• WHAT YOU NEED TO DO:
The data is to be retyped in full, exactly.

Component data from apps and pages:
-----
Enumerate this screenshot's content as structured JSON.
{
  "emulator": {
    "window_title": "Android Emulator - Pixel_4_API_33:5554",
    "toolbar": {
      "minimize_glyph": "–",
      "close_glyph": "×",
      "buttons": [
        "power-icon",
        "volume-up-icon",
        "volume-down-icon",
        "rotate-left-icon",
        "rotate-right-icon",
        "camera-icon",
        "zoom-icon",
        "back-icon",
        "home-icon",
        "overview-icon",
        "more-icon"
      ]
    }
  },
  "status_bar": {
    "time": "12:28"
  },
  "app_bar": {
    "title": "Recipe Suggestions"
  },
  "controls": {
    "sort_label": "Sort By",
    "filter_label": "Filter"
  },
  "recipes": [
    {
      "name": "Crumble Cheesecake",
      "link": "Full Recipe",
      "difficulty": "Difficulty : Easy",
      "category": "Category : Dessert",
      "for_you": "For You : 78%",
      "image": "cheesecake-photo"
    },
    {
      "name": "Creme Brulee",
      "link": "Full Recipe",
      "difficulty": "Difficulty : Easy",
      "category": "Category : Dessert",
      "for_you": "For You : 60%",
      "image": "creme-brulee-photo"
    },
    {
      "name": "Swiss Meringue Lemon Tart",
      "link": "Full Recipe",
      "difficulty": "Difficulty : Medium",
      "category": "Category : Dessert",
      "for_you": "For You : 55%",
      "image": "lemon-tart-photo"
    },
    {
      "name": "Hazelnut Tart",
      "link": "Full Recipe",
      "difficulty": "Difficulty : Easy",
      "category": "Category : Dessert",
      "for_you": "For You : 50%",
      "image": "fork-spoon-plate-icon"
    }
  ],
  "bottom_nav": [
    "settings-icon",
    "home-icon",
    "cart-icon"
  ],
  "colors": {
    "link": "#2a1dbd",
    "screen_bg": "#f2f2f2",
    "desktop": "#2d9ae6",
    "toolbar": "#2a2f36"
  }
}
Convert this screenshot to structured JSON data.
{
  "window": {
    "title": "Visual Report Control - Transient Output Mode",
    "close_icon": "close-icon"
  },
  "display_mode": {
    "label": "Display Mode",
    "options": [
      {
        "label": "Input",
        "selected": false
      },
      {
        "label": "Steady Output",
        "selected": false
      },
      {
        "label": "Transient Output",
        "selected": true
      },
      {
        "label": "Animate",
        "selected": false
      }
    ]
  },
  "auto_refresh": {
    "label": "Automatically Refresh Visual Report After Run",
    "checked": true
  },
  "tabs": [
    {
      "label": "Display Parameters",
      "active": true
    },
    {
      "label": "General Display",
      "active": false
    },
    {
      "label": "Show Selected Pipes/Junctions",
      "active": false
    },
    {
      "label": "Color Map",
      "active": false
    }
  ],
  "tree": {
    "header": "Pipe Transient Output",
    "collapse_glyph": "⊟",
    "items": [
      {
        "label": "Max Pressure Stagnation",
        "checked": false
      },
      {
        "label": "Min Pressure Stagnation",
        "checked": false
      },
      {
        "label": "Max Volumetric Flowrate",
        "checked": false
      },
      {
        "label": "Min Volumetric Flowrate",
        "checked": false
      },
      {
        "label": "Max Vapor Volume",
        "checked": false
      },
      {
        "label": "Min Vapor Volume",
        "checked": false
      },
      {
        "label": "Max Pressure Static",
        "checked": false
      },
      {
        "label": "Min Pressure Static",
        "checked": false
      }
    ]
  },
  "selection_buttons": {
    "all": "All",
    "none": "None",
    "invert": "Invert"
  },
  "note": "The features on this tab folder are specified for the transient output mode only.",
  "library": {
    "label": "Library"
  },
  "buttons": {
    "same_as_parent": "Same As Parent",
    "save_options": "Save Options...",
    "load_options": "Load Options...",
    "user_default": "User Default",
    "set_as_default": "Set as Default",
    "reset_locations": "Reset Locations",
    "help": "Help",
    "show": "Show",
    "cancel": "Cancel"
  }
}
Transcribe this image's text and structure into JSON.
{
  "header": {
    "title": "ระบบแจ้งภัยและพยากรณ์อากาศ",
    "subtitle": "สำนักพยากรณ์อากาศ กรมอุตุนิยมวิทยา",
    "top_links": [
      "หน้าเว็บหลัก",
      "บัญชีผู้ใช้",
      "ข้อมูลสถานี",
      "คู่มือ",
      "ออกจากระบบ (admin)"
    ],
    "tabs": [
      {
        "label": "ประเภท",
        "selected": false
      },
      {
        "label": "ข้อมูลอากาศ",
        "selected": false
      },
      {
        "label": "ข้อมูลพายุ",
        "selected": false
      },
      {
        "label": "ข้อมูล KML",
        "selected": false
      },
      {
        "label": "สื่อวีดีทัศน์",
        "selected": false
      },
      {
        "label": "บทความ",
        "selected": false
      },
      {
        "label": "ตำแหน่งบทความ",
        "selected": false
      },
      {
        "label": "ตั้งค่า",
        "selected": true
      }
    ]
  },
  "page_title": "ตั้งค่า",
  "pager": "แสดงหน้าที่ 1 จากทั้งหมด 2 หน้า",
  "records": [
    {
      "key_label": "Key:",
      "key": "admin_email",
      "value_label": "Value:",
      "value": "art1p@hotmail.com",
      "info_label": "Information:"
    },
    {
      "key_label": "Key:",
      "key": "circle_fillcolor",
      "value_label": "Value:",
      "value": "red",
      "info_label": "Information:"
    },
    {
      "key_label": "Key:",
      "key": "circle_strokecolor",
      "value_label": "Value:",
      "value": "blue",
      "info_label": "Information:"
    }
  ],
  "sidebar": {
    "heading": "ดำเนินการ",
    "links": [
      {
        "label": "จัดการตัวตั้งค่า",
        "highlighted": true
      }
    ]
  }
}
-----
• EXERCISE RESPONSE:
Enumerate this screenshot's content as structured JSON.
{
  "emulator": {
    "window_title": "Android Emulator - Pixel_4_API_33:5554",
    "toolbar": {
      "minimize_glyph": "–",
      "close_glyph": "×",
      "buttons": [
        "power-icon",
        "volume-up-icon",
        "volume-down-icon",
        "rotate-left-icon",
        "rotate-right-icon",
        "camera-icon",
        "zoom-icon",
        "back-icon",
        "home-icon",
        "overview-icon",
        "more-icon"
      ]
    }
  },
  "status_bar": {
    "time": "12:28"
  },
  "app_bar": {
    "title": "Recipe Suggestions"
  },
  "controls": {
    "sort_label": "Sort By",
    "filter_label": "Filter"
  },
  "recipes": [
    {
      "name": "Crumble Cheesecake",
      "link": "Full Recipe",
      "difficulty": "Difficulty : Easy",
      "category": "Category : Dessert",
      "for_you": "For You : 78%",
      "image": "cheesecake-photo"
    },
    {
      "name": "Creme Brulee",
      "link": "Full Recipe",
      "difficulty": "Difficulty : Easy",
      "category": "Category : Dessert",
      "for_you": "For You : 60%",
      "image": "creme-brulee-photo"
    },
    {
      "name": "Swiss Meringue Lemon Tart",
      "link": "Full Recipe",
      "difficulty": "Difficulty : Medium",
      "category": "Category : Dessert",
      "for_you": "For You : 55%",
      "image": "lemon-tart-photo"
    },
    {
      "name": "Hazelnut Tart",
      "link": "Full Recipe",
      "difficulty": "Difficulty : Easy",
      "category": "Category : Dessert",
      "for_you": "For You : 50%",
      "image": "fork-spoon-plate-icon"
    }
  ],
  "bottom_nav": [
    "settings-icon",
    "home-icon",
    "cart-icon"
  ],
  "colors": {
    "link": "#2a1dbd",
    "screen_bg": "#f2f2f2",
    "desktop": "#2d9ae6",
    "toolbar": "#2a2f36"
  }
}
Convert this screenshot to structured JSON data.
{
  "window": {
    "title": "Visual Report Control - Transient Output Mode",
    "close_icon": "close-icon"
  },
  "display_mode": {
    "label": "Display Mode",
    "options": [
      {
        "label": "Input",
        "selected": false
      },
      {
        "label": "Steady Output",
        "selected": false
      },
      {
        "label": "Transient Output",
        "selected": true
      },
      {
        "label": "Animate",
        "selected": false
      }
    ]
  },
  "auto_refresh": {
    "label": "Automatically Refresh Visual Report After Run",
    "checked": true
  },
  "tabs": [
    {
      "label": "Display Parameters",
      "active": true
    },
    {
      "label": "General Display",
      "active": false
    },
    {
      "label": "Show Selected Pipes/Junctions",
      "active": false
    },
    {
      "label": "Color Map",
      "active": false
    }
  ],
  "tree": {
    "header": "Pipe Transient Output",
    "collapse_glyph": "⊟",
    "items": [
      {
        "label": "Max Pressure Stagnation",
        "checked": false
      },
      {
        "label": "Min Pressure Stagnation",
        "checked": false
      },
      {
        "label": "Max Volumetric Flowrate",
        "checked": false
      },
      {
        "label": "Min Volumetric Flowrate",
        "checked": false
      },
      {
        "label": "Max Vapor Volume",
        "checked": false
      },
      {
        "label": "Min Vapor Volume",
        "checked": false
      },
      {
        "label": "Max Pressure Static",
        "checked": false
      },
      {
        "label": "Min Pressure Static",
        "checked": false
      }
    ]
  },
  "selection_buttons": {
    "all": "All",
    "none": "None",
    "invert": "Invert"
  },
  "note": "The features on this tab folder are specified for the transient output mode only.",
  "library": {
    "label": "Library"
  },
  "buttons": {
    "same_as_parent": "Same As Parent",
    "save_options": "Save Options...",
    "load_options": "Load Options...",
    "user_default": "User Default",
    "set_as_default": "Set as Default",
    "reset_locations": "Reset Locations",
    "help": "Help",
    "show": "Show",
    "cancel": "Cancel"
  }
}
Transcribe this image's text and structure into JSON.
{
  "header": {
    "title": "ระบบแจ้งภัยและพยากรณ์อากาศ",
    "subtitle": "สำนักพยากรณ์อากาศ กรมอุตุนิยมวิทยา",
    "top_links": [
      "หน้าเว็บหลัก",
      "บัญชีผู้ใช้",
      "ข้อมูลสถานี",
      "คู่มือ",
      "ออกจากระบบ (admin)"
    ],
    "tabs": [
      {
        "label": "ประเภท",
        "selected": false
      },
      {
        "label": "ข้อมูลอากาศ",
        "selected": false
      },
      {
        "label": "ข้อมูลพายุ",
        "selected": false
      },
      {
        "label": "ข้อมูล KML",
        "selected": false
      },
      {
        "label": "สื่อวีดีทัศน์",
        "selected": false
      },
      {
        "label": "บทความ",
        "selected": false
      },
      {
        "label": "ตำแหน่งบทความ",
        "selected": false
      },
      {
        "label": "ตั้งค่า",
        "selected": true
      }
    ]
  },
  "page_title": "ตั้งค่า",
  "pager": "แสดงหน้าที่ 1 จากทั้งหมด 2 หน้า",
  "records": [
    {
      "key_label": "Key:",
      "key": "admin_email",
      "value_label": "Value:",
      "value": "art1p@hotmail.com",
      "info_label": "Information:"
    },
    {
      "key_label": "Key:",
      "key": "circle_fillcolor",
      "value_label": "Value:",
      "value": "red",
      "info_label": "Information:"
    },
    {
      "key_label": "Key:",
      "key": "circle_strokecolor",
      "value_label": "Value:",
      "value": "blue",
      "info_label": "Information:"
    }
  ],
  "sidebar": {
    "heading": "ดำเนินการ",
    "links": [
      {
        "label": "จัดการตัวตั้งค่า",
        "highlighted": true
      }
    ]
  }
}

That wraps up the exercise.